TASK INSTRUCTIONS
I would like every record reproduced exactly, with the pictures left out.

-- RECORDS FOR THE TASK follows --

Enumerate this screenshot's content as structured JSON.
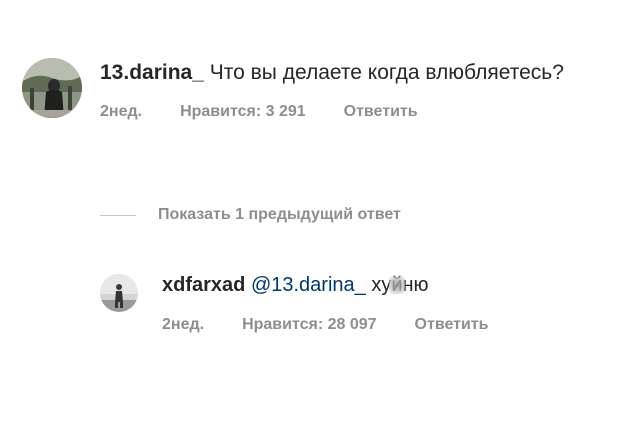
{
  "comment": {
    "username": "13.darina_",
    "text": "Что вы делаете когда влюбляетесь?",
    "time": "2нед.",
    "likes": "Нравится: 3 291",
    "reply_label": "Ответить"
  },
  "view_replies": {
    "label": "Показать 1 предыдущий ответ"
  },
  "reply": {
    "username": "xdfarxad",
    "mention": "@13.darina_",
    "text_start": "ху",
    "text_censored": "й",
    "text_end": "ню",
    "time": "2нед.",
    "likes": "Нравится: 28 097",
    "reply_label": "Ответить"
  },
  "colors": {
    "text": "#262626",
    "meta": "#8e8e8e",
    "mention": "#00376b",
    "divider": "#c7c7c7"
  }
}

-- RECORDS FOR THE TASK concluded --

RESPONSE BOX
Enumerate this screenshot's content as structured JSON.
{
  "comment": {
    "username": "13.darina_",
    "text": "Что вы делаете когда влюбляетесь?",
    "time": "2нед.",
    "likes": "Нравится: 3 291",
    "reply_label": "Ответить"
  },
  "view_replies": {
    "label": "Показать 1 предыдущий ответ"
  },
  "reply": {
    "username": "xdfarxad",
    "mention": "@13.darina_",
    "text_start": "ху",
    "text_censored": "й",
    "text_end": "ню",
    "time": "2нед.",
    "likes": "Нравится: 28 097",
    "reply_label": "Ответить"
  },
  "colors": {
    "text": "#262626",
    "meta": "#8e8e8e",
    "mention": "#00376b",
    "divider": "#c7c7c7"
  }
}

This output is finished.